"We need to better understand the composition of our own soils, and that will help us tell farmers how and where different types of plants can grow best."
For several months this year, they worked as scientific fellows with the IAEA's Rebecca Hood, a soil scientist from the United Kingdom, at the Agriculture and Biotechnology Laboratory, a joint FAO/IAEA branch of the Agency's Seibersdorf Laboratories near Vienna, Austria. Under the IAEA's project on saline soils, Mr. Khan and Mr. El Khadir conducted separate experiments whose results could help their countries reclaim wastelands.
Mr. El Khadir, a microbiologist with Morocco's National Institute of Agronomic Research (INRA), studied the decomposition of organic matter in soils. Using a method called "dual labelling" with the stable isotopes nitrogen-15 and carbon-13, he tracked the rate at which different types of organic materials decomposed in saline soils.
Mr. El Khadir used tropical nitrogen - fixing seedling trees grown in the Seibersdorf greenhouse. He then labelled them using carbon-13 and placed the seedlings inside a small rectangular gas chamber sealed in plastic. More difficult was assessing how the breakdown of labelled organic matter affected soil conditions. The work entailed reviewing and interpreting extensive data from samples measured by the laboratory's mass spectrometer. The highly sensitive analytical instrument measures about 10,000 samples a year under projects supported by the Soil Science Unit.
"The experiments will help me in my research at INRA," says Mr. El Khadir. "We need to better understand the composition of our own soils, and that will help us tell farmers how and where different types of plants can grow best."
Mr. Khan's research was similarly directed to helping his country more productively use saline lands, which extend to more than six million hectares nationwide. A plant physiologist with Pakistan's Nuclear Institute of Agriculture, Mr. Khan's research at Seibersdorf focused on studies of wheat, a staple crop in Pakistan. He sought to learn more about a technique known as "carbon isotope discrimination" and its potential as a screening tool for salt-tolerant varieties of wheat. His research built on work done at Seibersdorf by a fellow Pakistani, Ms. Robina Shaheen, an IAEA associate professional officer who studied wheat and rice varieties.
Mr. Khan's experiments involved determining the relationship between salt tolerance and carbon-12 and 13 ratios in more than 50 varieties of wheat that he brought from Pakistan and planted as seedlings in soils containing different levels of salinity. Carbon measurements were done using the Laboratory's mass spectrometer.

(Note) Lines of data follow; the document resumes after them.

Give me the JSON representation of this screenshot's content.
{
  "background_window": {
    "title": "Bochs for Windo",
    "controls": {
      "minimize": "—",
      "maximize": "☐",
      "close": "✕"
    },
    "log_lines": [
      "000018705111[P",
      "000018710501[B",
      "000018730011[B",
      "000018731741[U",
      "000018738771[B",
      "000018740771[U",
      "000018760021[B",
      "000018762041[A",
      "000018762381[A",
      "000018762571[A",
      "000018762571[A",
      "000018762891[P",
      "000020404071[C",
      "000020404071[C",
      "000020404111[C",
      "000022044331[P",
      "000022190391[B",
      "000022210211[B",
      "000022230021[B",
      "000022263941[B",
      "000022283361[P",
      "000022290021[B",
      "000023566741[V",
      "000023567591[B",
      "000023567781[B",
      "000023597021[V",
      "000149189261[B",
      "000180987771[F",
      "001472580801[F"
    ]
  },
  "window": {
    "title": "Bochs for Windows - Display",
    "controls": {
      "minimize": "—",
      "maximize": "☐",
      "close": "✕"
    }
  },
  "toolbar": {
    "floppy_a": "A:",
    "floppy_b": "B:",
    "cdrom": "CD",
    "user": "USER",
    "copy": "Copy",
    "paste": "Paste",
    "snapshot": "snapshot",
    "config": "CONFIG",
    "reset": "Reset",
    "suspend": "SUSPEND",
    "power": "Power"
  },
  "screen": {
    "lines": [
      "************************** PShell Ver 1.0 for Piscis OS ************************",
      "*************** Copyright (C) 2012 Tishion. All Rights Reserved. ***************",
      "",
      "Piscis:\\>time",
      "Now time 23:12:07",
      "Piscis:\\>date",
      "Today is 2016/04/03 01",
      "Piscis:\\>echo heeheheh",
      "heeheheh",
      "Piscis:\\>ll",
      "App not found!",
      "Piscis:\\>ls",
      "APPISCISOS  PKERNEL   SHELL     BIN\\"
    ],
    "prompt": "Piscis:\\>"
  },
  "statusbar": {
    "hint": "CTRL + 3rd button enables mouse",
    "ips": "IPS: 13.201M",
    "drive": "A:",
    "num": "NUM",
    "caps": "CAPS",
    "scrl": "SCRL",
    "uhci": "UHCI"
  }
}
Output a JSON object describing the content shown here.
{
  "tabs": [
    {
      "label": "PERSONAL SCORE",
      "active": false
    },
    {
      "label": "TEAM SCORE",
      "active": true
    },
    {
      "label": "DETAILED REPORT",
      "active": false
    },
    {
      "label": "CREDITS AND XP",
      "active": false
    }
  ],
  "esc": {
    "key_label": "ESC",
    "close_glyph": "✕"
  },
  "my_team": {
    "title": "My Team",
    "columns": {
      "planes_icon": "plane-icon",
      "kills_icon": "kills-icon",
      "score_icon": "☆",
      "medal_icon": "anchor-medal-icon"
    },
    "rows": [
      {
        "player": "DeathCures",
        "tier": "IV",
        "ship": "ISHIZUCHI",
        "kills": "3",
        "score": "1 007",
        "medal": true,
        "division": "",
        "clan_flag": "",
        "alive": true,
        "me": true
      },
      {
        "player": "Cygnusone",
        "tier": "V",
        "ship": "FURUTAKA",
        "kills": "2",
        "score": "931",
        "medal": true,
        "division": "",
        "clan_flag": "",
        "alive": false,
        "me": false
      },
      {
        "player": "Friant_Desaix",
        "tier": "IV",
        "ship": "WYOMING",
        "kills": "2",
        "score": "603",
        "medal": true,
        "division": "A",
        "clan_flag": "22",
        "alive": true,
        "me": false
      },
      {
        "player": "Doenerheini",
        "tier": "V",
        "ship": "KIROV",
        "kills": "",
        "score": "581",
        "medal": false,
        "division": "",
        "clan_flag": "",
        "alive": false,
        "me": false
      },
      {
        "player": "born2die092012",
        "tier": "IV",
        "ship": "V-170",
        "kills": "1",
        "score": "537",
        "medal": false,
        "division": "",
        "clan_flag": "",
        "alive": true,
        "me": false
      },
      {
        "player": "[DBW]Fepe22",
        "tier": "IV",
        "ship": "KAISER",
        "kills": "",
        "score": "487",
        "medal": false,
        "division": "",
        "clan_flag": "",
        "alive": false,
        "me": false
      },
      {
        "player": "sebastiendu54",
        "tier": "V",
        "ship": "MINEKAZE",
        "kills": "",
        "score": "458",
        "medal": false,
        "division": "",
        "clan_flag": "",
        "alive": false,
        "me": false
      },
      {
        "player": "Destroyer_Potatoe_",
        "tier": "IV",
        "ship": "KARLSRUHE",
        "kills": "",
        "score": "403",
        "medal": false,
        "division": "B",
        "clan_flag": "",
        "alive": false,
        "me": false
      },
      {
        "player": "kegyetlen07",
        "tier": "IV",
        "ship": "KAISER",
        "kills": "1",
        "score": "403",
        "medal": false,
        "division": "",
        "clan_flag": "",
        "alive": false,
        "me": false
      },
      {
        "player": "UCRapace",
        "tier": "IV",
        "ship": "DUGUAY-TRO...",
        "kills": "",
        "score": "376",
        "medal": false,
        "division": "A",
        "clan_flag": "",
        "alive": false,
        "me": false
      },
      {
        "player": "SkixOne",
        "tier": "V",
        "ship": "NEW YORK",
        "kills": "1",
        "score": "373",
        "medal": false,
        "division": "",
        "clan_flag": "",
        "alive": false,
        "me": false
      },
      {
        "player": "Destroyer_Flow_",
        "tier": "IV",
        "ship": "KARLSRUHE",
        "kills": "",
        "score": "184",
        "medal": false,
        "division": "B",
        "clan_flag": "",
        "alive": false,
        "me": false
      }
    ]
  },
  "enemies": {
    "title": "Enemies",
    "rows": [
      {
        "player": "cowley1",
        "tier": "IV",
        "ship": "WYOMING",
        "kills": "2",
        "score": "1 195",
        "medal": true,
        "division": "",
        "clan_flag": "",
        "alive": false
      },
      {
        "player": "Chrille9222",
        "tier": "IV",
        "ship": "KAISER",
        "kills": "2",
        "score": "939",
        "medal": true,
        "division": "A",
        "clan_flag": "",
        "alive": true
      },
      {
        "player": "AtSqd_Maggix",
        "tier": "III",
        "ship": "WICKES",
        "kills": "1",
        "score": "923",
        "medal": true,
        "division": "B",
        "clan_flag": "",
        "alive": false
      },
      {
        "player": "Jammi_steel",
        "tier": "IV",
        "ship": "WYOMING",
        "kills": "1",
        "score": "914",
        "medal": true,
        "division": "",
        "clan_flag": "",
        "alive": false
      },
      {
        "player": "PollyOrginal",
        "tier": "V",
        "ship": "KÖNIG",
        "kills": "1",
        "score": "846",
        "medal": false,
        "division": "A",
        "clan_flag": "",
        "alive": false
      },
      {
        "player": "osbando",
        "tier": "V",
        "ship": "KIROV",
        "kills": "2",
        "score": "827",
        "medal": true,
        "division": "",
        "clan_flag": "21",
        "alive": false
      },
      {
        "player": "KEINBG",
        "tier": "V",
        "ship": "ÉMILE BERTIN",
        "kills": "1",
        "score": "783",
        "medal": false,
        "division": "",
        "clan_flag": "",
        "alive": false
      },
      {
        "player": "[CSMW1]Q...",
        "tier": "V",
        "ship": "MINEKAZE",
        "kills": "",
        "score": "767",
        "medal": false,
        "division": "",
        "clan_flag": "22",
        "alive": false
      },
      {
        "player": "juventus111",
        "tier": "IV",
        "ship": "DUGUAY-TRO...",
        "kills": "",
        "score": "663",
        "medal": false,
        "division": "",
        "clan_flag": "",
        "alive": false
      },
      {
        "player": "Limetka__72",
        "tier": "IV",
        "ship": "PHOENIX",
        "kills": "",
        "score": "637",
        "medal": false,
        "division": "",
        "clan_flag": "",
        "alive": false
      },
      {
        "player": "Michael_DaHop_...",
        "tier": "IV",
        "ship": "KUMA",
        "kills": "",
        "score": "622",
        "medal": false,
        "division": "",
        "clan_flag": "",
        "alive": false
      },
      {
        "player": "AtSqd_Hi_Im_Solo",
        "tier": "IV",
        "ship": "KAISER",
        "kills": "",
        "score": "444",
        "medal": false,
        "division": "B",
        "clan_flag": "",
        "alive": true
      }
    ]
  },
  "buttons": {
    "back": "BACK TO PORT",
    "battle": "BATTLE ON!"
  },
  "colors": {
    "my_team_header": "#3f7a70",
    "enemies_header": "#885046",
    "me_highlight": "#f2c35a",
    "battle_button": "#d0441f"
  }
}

Mr. Khan also played a key role in developing new preparation methods that would allow materials to be analyzed using a commercial instrument called a breath test analyzer. The Soil Science Unit is seeking to develop the instrument as a low-cost measurement system for carbon isotope studies.
"Screening for salt tolerance in cereals requires reliable techniques," says
Mr. Khan. "Doing it under field conditions is difficult and involves
many complex factors that take a long, long time to study".
If research singles out carbon-13 as a useful criterion, it could lead to a rapid and inexpensive screening technique for agricultural laboratories in Pakistan and other countries facing salinity problems.
"Pakistan's population is growing fast and we need to increase food production," says Mr. Khan. "Salinity affects about 50% of our irrigated land, so we have to cultivate plant varieties that can grow in saline soils."
Carbon-13 applications are common as a tracer and in studies investigating the process of photosynthesis in plants, says the IAEA's Dr. Hood. "We know it can be a useful tool in the selection of plant varieties that tolerate drought," she says. "If it turns out to be a reliable technique for screening salt tolerance, that would be a big step forward."
Photo credits: D. Calma/IAEA